Following and building upon discussion of these concerning developments, Graeme Hayes (Aston University) led a third session on the Stansted 15 trial and the new ways legislation is being used against activists. He explained how the Aviation and Maritime Security Act (AMSA) 1990 introduced after the Lockerbie bombing was used to construct airports as sites of democratic exception, as being airside without authorisation was argued to be inherently risky and endangering life by taking up police resources. He also discussed attempted use of a ‘necessity defence’ by the Stansted 15 as a depoliticised defence, and raised the question of how to critique wider practices and structures.
This provoked a wider discussion on the implications of certain legal defences, for example the ‘frack-free three’ successful use of a ‘good character defence’. Issues over Extinction Rebellion’s use of the ‘necessity’ guilty plea were also raised in relation to the youth climate strikes, as the child legal system is designed to be escaped via a not-guilty plea.
The afternoon sessions began with a workshop, with small groups of 2-4 identifying emergent themes and questions, which were then collated into displays that informed a wider group discussion.

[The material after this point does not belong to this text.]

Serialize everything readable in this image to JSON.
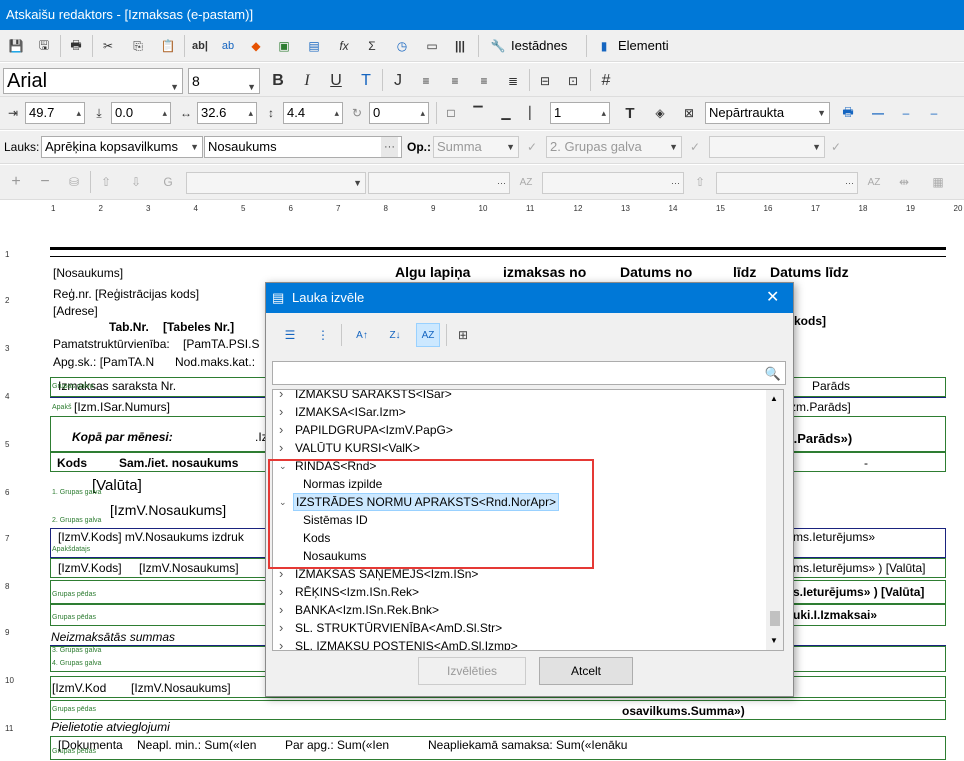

Emergent themes included:
- Legitimacy in protest and policing
- Constructing the activist as ‘good’ or ‘bad’
- Surveillance/monitoring and data collection on protestors
- The legal process as a disruption or punishment
- Construction of protest as inherently violent
- Use of counterterrorist forces
- New use/abuse/misuse of existing laws and defences
- Case law designed for crime being used for activism
These themes provoked discussion surrounding the political roles of the police and the diffusion and hybridisation of police functions throughout the state; disabled activists referred to the DWP, youth activists and mothers with children referred to social services, the NHS as a border force in data collection and so on. Finally, it was concluded that police-academic partnerships make it difficult to write and teach critically about police behaviour without restrictive collaboration.
The final session of the conference addressed outcomes and potential for further collaboration between attendees.
Finally, the event’s collection of abstracts and short articles was highlighted as particularly useful.
All of the discussions throughout the day highlighted the need for combined expertise in addressing this important trend in contemporary criminal justice and protest behaviour. We hope all attendees found the promise of further collaboration to answer these questions as exciting as we did.
Francesca Kilpatrick is a PhD student at Brighton University, looking at the securitisation trend in UK climate change policy and how this impacts climate activism and protests.